Ghee is nothing but good old butter, stripped out of all the milk solids by a lengthy cooking process. That is the reason it is known as Clarified Butter. Freshly made ghee is liquid, and has a clear oil-kind look. But when kept at room temperature, it coagulates into a semi-solid texture that is white in color. It can always be preserved at room temperature, and does not need to be refrigerated at all, contrary to what many people seem to think.
How To Make Ghee (Clarified Butter) At Home
[photo courtesy of FineCooking]
What You Will Need
1 pound unsalted full-fat butter (organic if available)
A large sieve
2 sheets of cheesecloth or muslin
A thick heavy-bottomed deep wok
A glass jar with lid (to store the ghee)
Melt the butter over low heat gradually in the heavy-bottomed pot. Do not stir. Let it melt on its own till it gets totally liquid.
Maintaining low heat, cook the melted butter until it is a clear golden liquid, about 20-30 minutes. It may bubble some, and a foam may form on top, so take a deep wok so that it doesn’t spill out while boiling. You’ll see that light brown solids will form on the top and then settle at bottom of the pan. You can skim off and discard the thick white foam that forms a layer on the top if you like.
When the liquid takes on a clear golden color, another 20 minutes or so, remove from heat and set aside. Do not let it turn dark brown in color, which means you have burnt it! Its still usable, but will have a characteristic smell.
Line the sieve with the cheesecloth and place over a clean dry pot.
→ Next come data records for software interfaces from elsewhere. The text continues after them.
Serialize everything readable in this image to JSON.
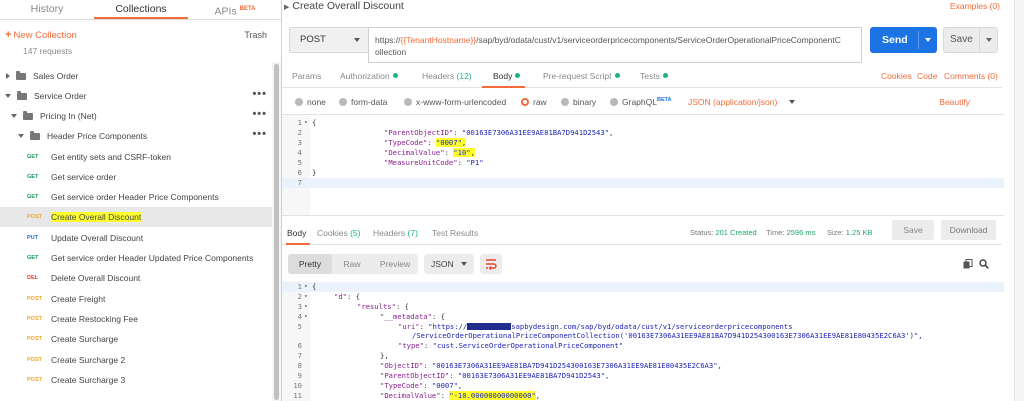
{
  "sidebar": {
    "tabs": [
      {
        "label": "History",
        "badge": ""
      },
      {
        "label": "Collections",
        "badge": ""
      },
      {
        "label": "APIs",
        "badge": "BETA"
      }
    ],
    "new_collection": "New Collection",
    "trash": "Trash",
    "request_count": "147 requests",
    "tree": [
      {
        "type": "folder",
        "label": "Sales Order"
      },
      {
        "type": "folder",
        "label": "Service Order"
      },
      {
        "type": "folder",
        "label": "Pricing In (Net)"
      },
      {
        "type": "folder",
        "label": "Header Price Components"
      },
      {
        "type": "request",
        "method": "GET",
        "label": "Get entity sets and CSRF-token"
      },
      {
        "type": "request",
        "method": "GET",
        "label": "Get service order"
      },
      {
        "type": "request",
        "method": "GET",
        "label": "Get service order Header Price Components"
      },
      {
        "type": "request",
        "method": "POST",
        "label": "Create Overall Discount",
        "selected": true
      },
      {
        "type": "request",
        "method": "PUT",
        "label": "Update Overall Discount"
      },
      {
        "type": "request",
        "method": "GET",
        "label": "Get service order Header Updated Price Components"
      },
      {
        "type": "request",
        "method": "DEL",
        "label": "Delete Overall Discount"
      },
      {
        "type": "request",
        "method": "POST",
        "label": "Create Freight"
      },
      {
        "type": "request",
        "method": "POST",
        "label": "Create Restocking Fee"
      },
      {
        "type": "request",
        "method": "POST",
        "label": "Create Surcharge"
      },
      {
        "type": "request",
        "method": "POST",
        "label": "Create Surcharge 2"
      },
      {
        "type": "request",
        "method": "POST",
        "label": "Create Surcharge 3"
      }
    ]
  },
  "request": {
    "title": "Create Overall Discount",
    "examples": "Examples (0)",
    "method": "POST",
    "url_prefix": "https://",
    "url_var": "{{TenantHostname}}",
    "url_suffix": "/sap/byd/odata/cust/v1/serviceorderpricecomponents/ServiceOrderOperationalPriceComponentC",
    "url_line2": "ollection",
    "send": "Send",
    "save": "Save",
    "tabs": {
      "params": "Params",
      "authorization": "Authorization",
      "headers": "Headers",
      "headers_count": "(12)",
      "body": "Body",
      "prerequest": "Pre-request Script",
      "tests": "Tests"
    },
    "cookies": "Cookies",
    "code": "Code",
    "comments": "Comments (0)",
    "body_types": {
      "none": "none",
      "form_data": "form-data",
      "urlencoded": "x-www-form-urlencoded",
      "raw": "raw",
      "binary": "binary",
      "graphql": "GraphQL",
      "graphql_badge": "BETA"
    },
    "content_type": "JSON (application/json)",
    "beautify": "Beautify",
    "code_lines": [
      {
        "n": "1",
        "fold": "▾",
        "text": "{"
      },
      {
        "n": "2",
        "fold": "",
        "key": "\"ParentObjectID\"",
        "sep": ": ",
        "val": "\"00163E7306A31EE9AE81BA7D941D2543\"",
        "tail": ",",
        "hl": false
      },
      {
        "n": "3",
        "fold": "",
        "key": "\"TypeCode\"",
        "sep": ": ",
        "val": "\"0007\"",
        "tail": ",",
        "hl": true
      },
      {
        "n": "4",
        "fold": "",
        "key": "\"DecimalValue\"",
        "sep": ": ",
        "val": "\"10\"",
        "tail": ",",
        "hl": true
      },
      {
        "n": "5",
        "fold": "",
        "key": "\"MeasureUnitCode\"",
        "sep": ": ",
        "val": "\"P1\"",
        "tail": "",
        "hl": false
      },
      {
        "n": "6",
        "fold": "",
        "text": "}"
      },
      {
        "n": "7",
        "fold": "",
        "text": ""
      }
    ]
  },
  "response": {
    "tabs": {
      "body": "Body",
      "cookies": "Cookies",
      "cookies_count": "(5)",
      "headers": "Headers",
      "headers_count": "(7)",
      "tests": "Test Results"
    },
    "status_label": "Status:",
    "status_value": "201 Created",
    "time_label": "Time:",
    "time_value": "2596 ms",
    "size_label": "Size:",
    "size_value": "1.25 KB",
    "save": "Save",
    "download": "Download",
    "views": {
      "pretty": "Pretty",
      "raw": "Raw",
      "preview": "Preview"
    },
    "format": "JSON",
    "code_lines": [
      {
        "n": "1",
        "fold": "▾",
        "indent": 0,
        "text": "{"
      },
      {
        "n": "2",
        "fold": "▾",
        "indent": 1,
        "key": "\"d\"",
        "rest": ": {"
      },
      {
        "n": "3",
        "fold": "▾",
        "indent": 2,
        "key": "\"results\"",
        "rest": ": {"
      },
      {
        "n": "4",
        "fold": "▾",
        "indent": 3,
        "key": "\"__metadata\"",
        "rest": ": {"
      },
      {
        "n": "5",
        "fold": "",
        "indent": 4,
        "key": "\"uri\"",
        "rest": ": ",
        "val_a": "\"https://",
        "val_b": "sapbydesign.com/sap/byd/odata/cust/v1/serviceorderpricecomponents"
      },
      {
        "n": "",
        "fold": "",
        "indent": 5,
        "val": "/ServiceOrderOperationalPriceComponentCollection('00163E7306A31EE9AE81BA7D941D254300163E7306A31EE9AE81E80435E2C6A3')\","
      },
      {
        "n": "6",
        "fold": "",
        "indent": 4,
        "key": "\"type\"",
        "rest": ": ",
        "val": "\"cust.ServiceOrderOperationalPriceComponent\""
      },
      {
        "n": "7",
        "fold": "",
        "indent": 3,
        "text": "},"
      },
      {
        "n": "8",
        "fold": "",
        "indent": 3,
        "key": "\"ObjectID\"",
        "rest": ": ",
        "val": "\"00163E7306A31EE9AE81BA7D941D254300163E7306A31EE9AE81E80435E2C6A3\","
      },
      {
        "n": "9",
        "fold": "",
        "indent": 3,
        "key": "\"ParentObjectID\"",
        "rest": ": ",
        "val": "\"00163E7306A31EE9AE81BA7D941D2543\","
      },
      {
        "n": "10",
        "fold": "",
        "indent": 3,
        "key": "\"TypeCode\"",
        "rest": ": ",
        "val": "\"0007\","
      },
      {
        "n": "11",
        "fold": "",
        "indent": 3,
        "key": "\"DecimalValue\"",
        "rest": ": ",
        "val_hl": "\"-10.00000000000000\"",
        "tail": ","
      }
    ]
  },
  "colors": {
    "accent": "#f26b3a",
    "send": "#1c74e4",
    "ok": "#1fa76b",
    "highlight": "#ffff2e"
  }
}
While still hot, carefully strain the ghee through the cheesecloth-lined sieve into a clean, dry pot.
Transfer the strained ghee carefully into the clean glass jar. Let it cool down just a little, then close the lid and shut it tightly.
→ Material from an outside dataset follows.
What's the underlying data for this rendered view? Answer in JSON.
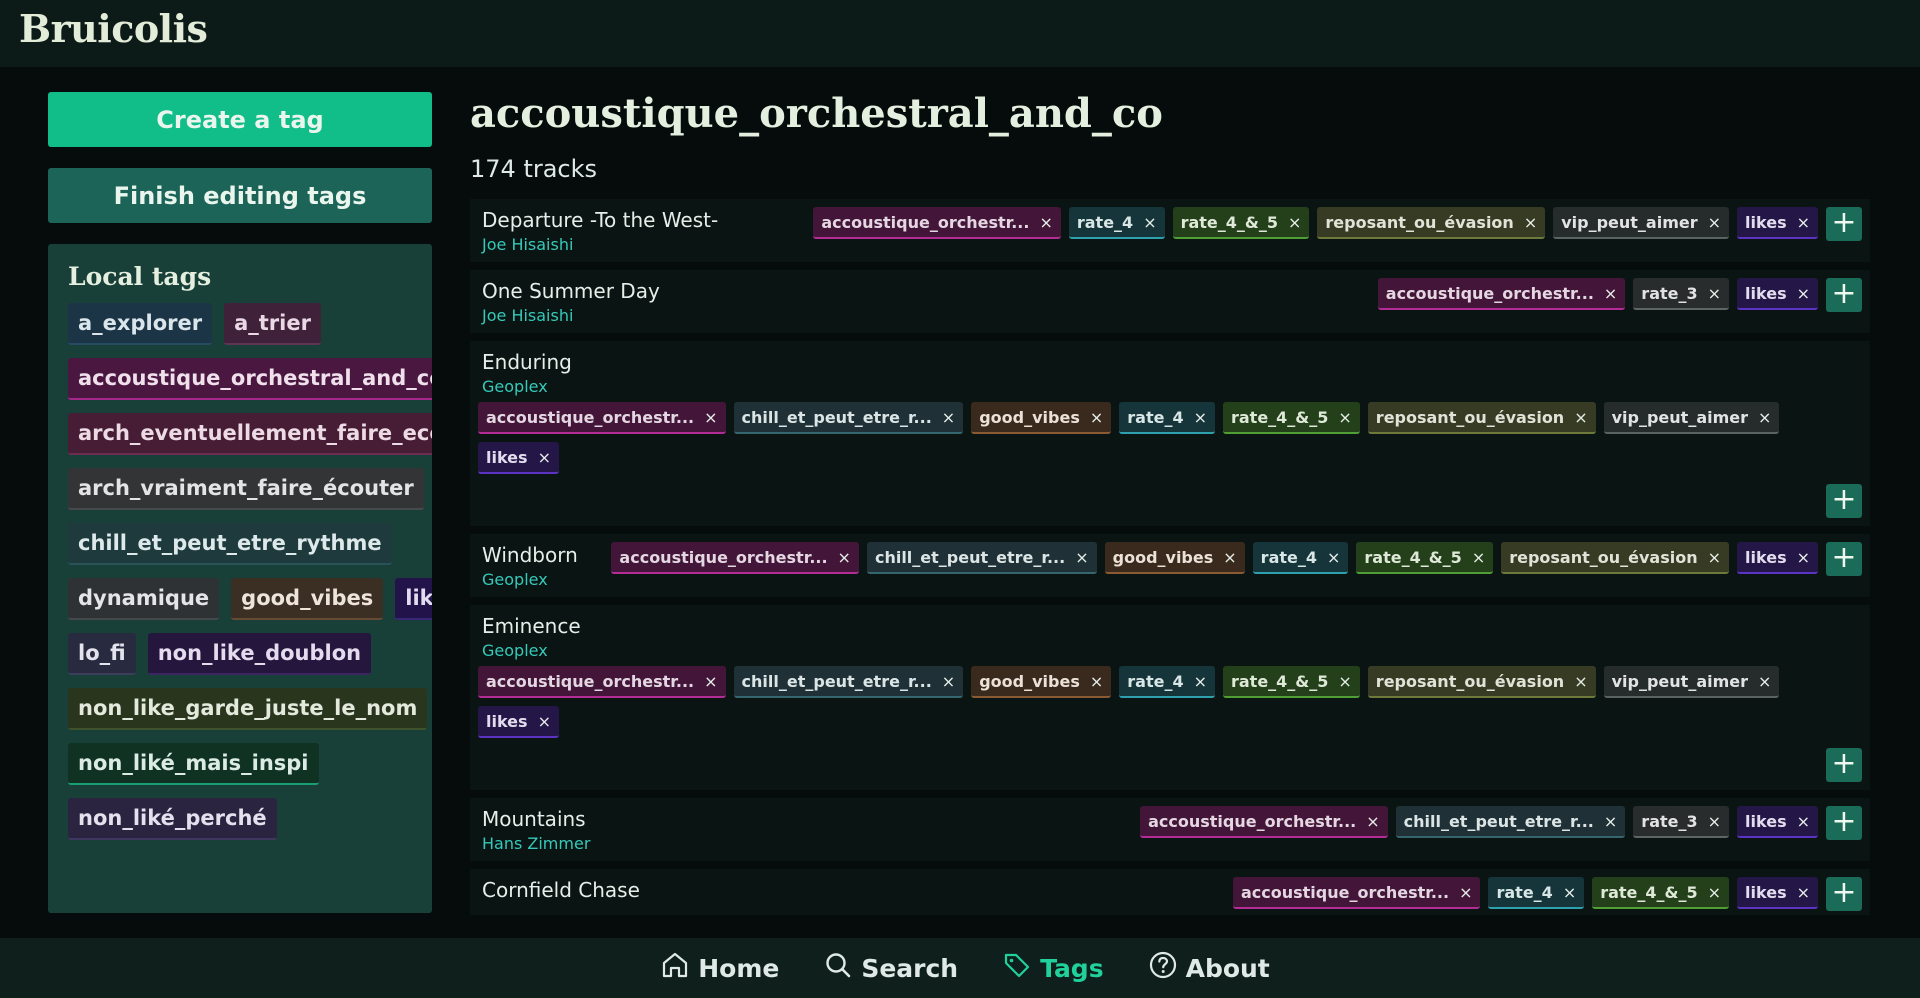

Note: Some people also discard the brown residue, which is actually milk solids. But this is the good fat, so instead of discarding it, remove it from the ghee and crumble it all together. Then add some sugar and a bit of Cardamom powder and press into a greased plate. Let it cool in the refrigerator, then slice it into cubes and you have a delicious Indian sweet ready at your disposal!
As I mentioned earlier, Ghee can always be stored at room temperature, and does not need to be refrigerated. it will attain a white semi-solid texture, which will break down into a clear liquid once you heat it. Ghee can stay fresh for as long as 2-3 months, but I would recommend making it in small batches if you are not too keen about using old ghee.
Health Benefits of Using Ghee
Ghee stimulates the digestion while balancing stomach acid, is cooling for the mind and body, and helps carry the benefits of different foods to the cells and tissues of the body. The therapeutic value of spices is brought out in ayurvedic cooking by saute-ing them in a little ghee. Ghee also brings out the aroma and flavor of many foods.
Cooking with Ghee
Ghee can be used almost anywhere that you use oil, but it is especially great in making Indian curries and gravies
1. Add a tablespoon of ghee to Indian curries, Dals, or Kadhhi while sauteeing the spices for a fragrant aroma and taste
2. Add ghee to cooked rice for a wonderful taste
3. Layer your Naans, Rotis or Parathas with ghee for that royal effect
4. Use it generously to prepare any Indian sweet or dessert. Nothing comes close to the taste of pure ghee sweets!
Ghee is a very healthy fat, unlike regular cooking oil. Restrained use of ghee in your cooking can actually do good to your body, and is even great tonic for your skin. Its generally expensive to buy Ghee at an Indian store, but now that you know how to make Ghee at home, you’ll be saving some moolah, for sure!